On March 25, the Vermont Housing Improvement Program (VHIP), which seeks to expand affordable housing options across the state, announced a new loan program for the construction and repair of housing units.



In past years, the program has offered grants that require property owners to rent their newly renovated or constructed units at Fair Market Rent (FMR) – a standard according to the U.S. Department of Housing and Urban Development (HUD) – for five years. Their new program, VHIP 2.0, includes the addition of a 10-year forgivable loan. It is essentially a longer-term grant requiring units to be rented at FMR for at least 10 years. If a property owner fails to do so, funds would need to be repaid to the state.

About a year ago, Warren residents Jennifer and Francis Faillace were awarded a $50,000 VHIP grant for the construction of an ADU on their East Warren property. Awards range from $30,000 to $50,000 and in addition to be used for constructing an ADU on an owner-occupied property, can be applied toward rehabbing vacant units, building new units in existing structures, and building new residential structures with up to five units.

The Faillaces are required to provide a 20% match of $10,000 toward the project, which consists of building a one-bedroom ADU on the second floor of a larger structure roughly the size of the East Warren Community Market. They plan to rent the ADU to an employee of Francis Faillace’s company Vermont Pro Construction – allowing the company to hire and retain an employee who can live locally. In January, they also received a supplemental grant through the Agency of Natural Resources Healthy Homes Initiative to upgrade their septic system.


Jennifer Faillace, an attorney, and a member of the Warren Planning Commission, said the application was time-consuming and required a lot of paperwork, but that the effort was well worth the grant award. In applying, Valley property owners would work with Downstreet Housing and Community Development – an organization administering the grant in Washington County.

Between January 2022 and December 2023, VHIP awarded $11.5 million for the construction and renovation of 296 units across the state. The funding comes from the American Rescue Plan Act of 2021. Most of the grants awarded in Washington County went to property owners in Barre.

“For us personally, it’s going to be a huge opportunity to bring in one more employee to Vermont Pro Construction, which is huge,” Jennifer Faillace said. “Of course, it’s not going to make a big dent [in the housing crisis], but I think it’s a small window into the support system that Vermont does have. It just feels like something to be optimistic about.”

She said that one of the issues with the state’s housing crisis comes down to the difficulty of incentivizing large-scale developers to build affordable units. “Bringing in a project that’s profitable for a developer, that will also be rented as affordable housing units, is always an issue.”

“And if we don’t have the workforce to support a large-scale developer to build more housing, we’re never going to get that housing,” she said. 

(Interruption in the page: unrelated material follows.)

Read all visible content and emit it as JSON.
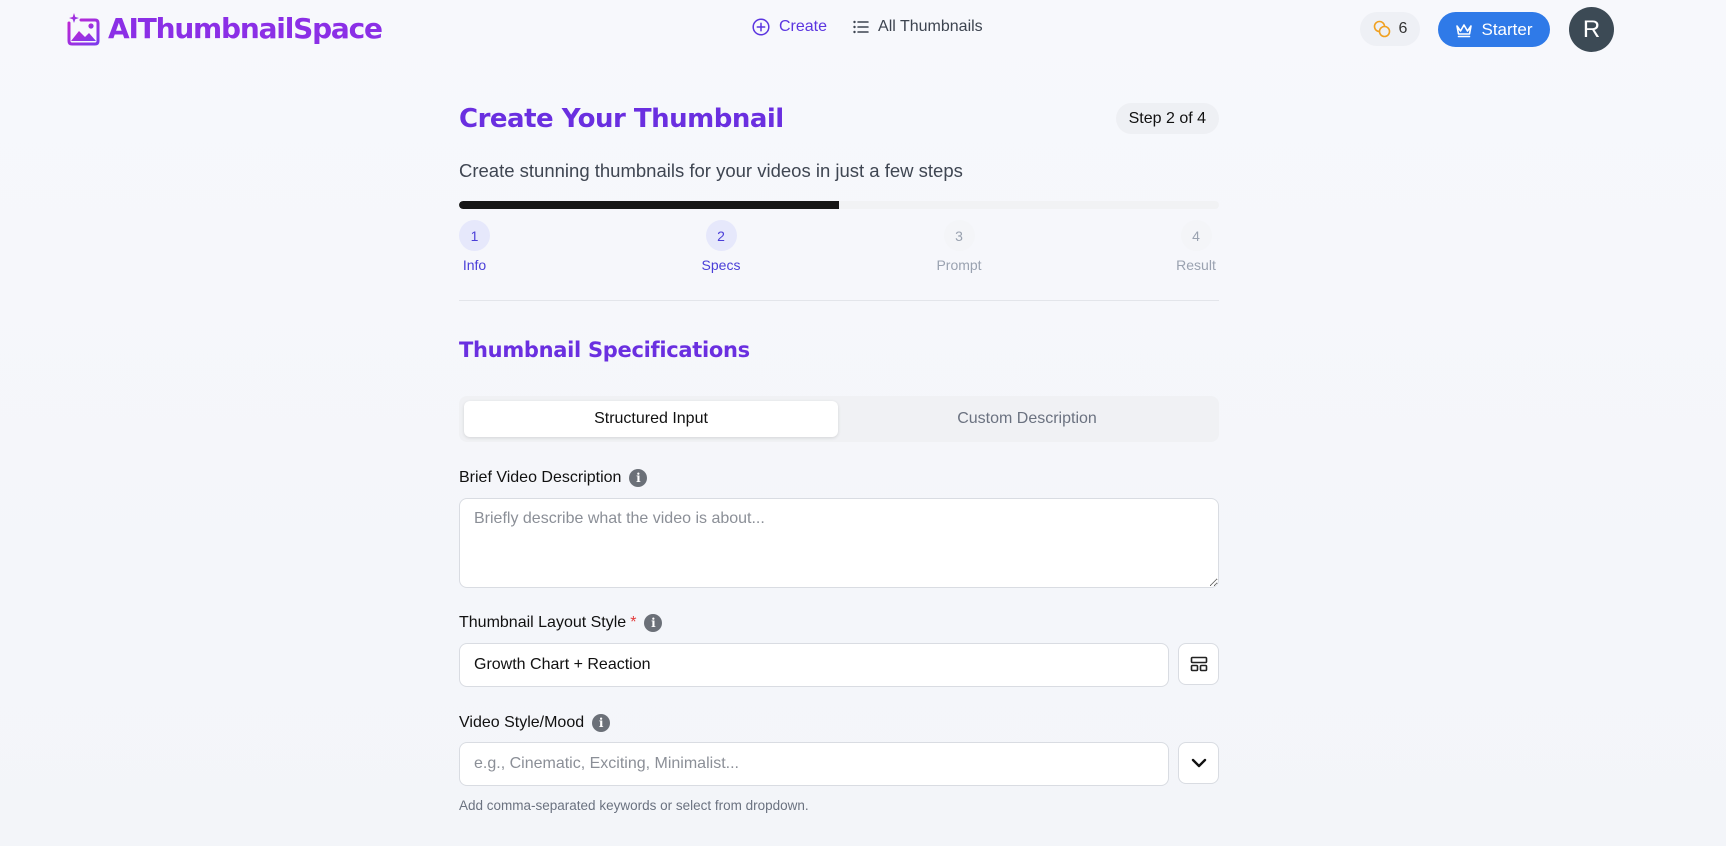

The couple recently presented their plans to the Warren Development Review Board, who asked for additional materials before granting a building permit. They will appear before the board again for approval in early April. According to the terms of the VHIP grant, they will have 18 months to finish construction.